Science Sampler: Engineering in the classroomby: Kathleen Matthew and Stacy Wilson

Journal ArticleDigital resources are stored online in your NSTA Library.

In an effort to educate students about engineering, teachers in the Bowling Green, Kentucky, area challenged their students to become engineers. Students were given the tools they needed to design, create, and race a vehicle constructed from plastic building blocks that would move down a predetermined course in the shortest amount of time. With a robotics competition as the culminating experience, upper elementary and middle school students were motivated to become engineers.

  • Middle
Publication Date

Community ActivitySaved in 55 Libraries

Reviews (3)
  • on Thu May 31, 2012 10:34 PM

I like how this article starts strong with sharing ideas on how to get students "thinking" about circuits. Yet on the actual robotics section, the article slows a bit. I wish there could have been more detail on the "how" of the robots, other than a description of one kit. A list of robot resources would have been great too. Yet again, the article starts off strong with some great ideas on how to get students started out right in thinking about robots and circuits. Overall, worth the time just for that one section.

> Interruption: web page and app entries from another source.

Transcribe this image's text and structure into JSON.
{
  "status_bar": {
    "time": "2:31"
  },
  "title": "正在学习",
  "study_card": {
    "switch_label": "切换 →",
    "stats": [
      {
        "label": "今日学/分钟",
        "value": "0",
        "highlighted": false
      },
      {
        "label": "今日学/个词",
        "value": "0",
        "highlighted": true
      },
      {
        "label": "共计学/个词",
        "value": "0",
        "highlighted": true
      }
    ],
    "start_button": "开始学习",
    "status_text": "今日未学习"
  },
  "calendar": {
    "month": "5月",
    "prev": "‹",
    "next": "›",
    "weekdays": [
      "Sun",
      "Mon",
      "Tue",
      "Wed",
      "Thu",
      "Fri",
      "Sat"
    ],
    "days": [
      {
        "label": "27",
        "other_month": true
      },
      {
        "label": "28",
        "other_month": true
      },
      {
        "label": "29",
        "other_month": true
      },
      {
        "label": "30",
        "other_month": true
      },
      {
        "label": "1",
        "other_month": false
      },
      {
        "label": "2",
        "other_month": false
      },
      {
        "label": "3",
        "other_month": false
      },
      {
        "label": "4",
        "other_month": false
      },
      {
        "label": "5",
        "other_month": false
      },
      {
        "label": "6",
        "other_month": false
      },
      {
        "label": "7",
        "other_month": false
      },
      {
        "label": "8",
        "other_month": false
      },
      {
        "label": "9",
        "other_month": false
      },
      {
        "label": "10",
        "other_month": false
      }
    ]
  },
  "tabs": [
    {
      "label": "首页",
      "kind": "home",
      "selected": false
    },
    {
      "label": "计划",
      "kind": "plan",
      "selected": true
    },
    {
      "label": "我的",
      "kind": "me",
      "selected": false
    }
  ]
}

Susanne Hokkanen  (Orland Park, IL)
Susanne Hokkanen (Orland Park, IL)

  • on Thu Dec 22, 2011 1:20 PM

In an effort to instill engineering concepts, students in middle school view a high school robotics competition. The students then explored electrical circuits both parallel and series, before entering a robotics competition themselves. This article encourages instructors to contact local engineering groups to provide support for these efforts. This article contains some really good Internet resources.

Adah  (San Antonio, TX)
Adah (San Antonio, TX)

  • on Wed Aug 03, 2011 9:53 PM

Robotics kits are become a more frequent sighting at many elementary schools. There are many resources out there which will help you find what to build, but this article actually tells you how to build in a guided inquiry classroom. There are strategies for initial explorations and guidance along the design process. The article would be improved with the use of photographs and an expansion of the resource list.

Caryn Meirs  (Smithtown, NY)
Caryn Meirs (Smithtown, NY)

Free - NSTA Members

$1.29 - Nonmembers

Login or Create a Free Account to add this resource to your library.